-- WHAT THE TASK ASKS --
Output the number of lines in the entries below with the string "name" in them, and nothing further.

-- Dataset records --
──────────────────────────────

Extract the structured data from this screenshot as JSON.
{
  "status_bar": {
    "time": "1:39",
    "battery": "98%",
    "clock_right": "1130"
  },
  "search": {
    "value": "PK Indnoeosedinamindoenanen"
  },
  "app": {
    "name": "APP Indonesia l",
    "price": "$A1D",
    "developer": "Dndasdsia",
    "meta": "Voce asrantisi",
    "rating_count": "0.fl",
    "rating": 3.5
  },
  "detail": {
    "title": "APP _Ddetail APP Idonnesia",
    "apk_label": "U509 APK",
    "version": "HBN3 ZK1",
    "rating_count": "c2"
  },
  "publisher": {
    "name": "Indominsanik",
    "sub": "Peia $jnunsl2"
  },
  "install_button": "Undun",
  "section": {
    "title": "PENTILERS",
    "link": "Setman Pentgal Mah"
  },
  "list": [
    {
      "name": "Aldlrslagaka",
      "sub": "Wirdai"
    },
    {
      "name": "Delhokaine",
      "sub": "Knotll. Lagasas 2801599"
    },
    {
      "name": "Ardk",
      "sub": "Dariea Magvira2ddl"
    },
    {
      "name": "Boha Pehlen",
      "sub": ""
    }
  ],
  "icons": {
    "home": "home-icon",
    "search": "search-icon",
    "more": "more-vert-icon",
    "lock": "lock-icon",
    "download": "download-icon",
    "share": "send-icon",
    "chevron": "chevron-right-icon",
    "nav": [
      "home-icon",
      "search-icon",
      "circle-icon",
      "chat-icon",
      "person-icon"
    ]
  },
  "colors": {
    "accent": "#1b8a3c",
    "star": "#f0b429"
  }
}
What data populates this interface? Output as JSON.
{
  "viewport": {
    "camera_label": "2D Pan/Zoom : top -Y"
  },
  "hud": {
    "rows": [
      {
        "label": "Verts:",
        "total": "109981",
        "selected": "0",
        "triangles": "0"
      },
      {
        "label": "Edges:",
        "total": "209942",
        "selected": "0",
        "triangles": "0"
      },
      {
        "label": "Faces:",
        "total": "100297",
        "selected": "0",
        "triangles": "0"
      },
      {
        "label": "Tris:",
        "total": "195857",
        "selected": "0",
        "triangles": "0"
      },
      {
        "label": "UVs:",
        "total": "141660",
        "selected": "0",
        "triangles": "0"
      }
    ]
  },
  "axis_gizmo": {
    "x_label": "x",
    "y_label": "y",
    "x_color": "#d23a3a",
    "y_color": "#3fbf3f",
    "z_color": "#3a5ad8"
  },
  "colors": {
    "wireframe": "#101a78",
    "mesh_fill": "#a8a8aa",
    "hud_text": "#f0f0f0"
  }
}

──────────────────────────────

-- OUTPUT FOR THIS TASK --
6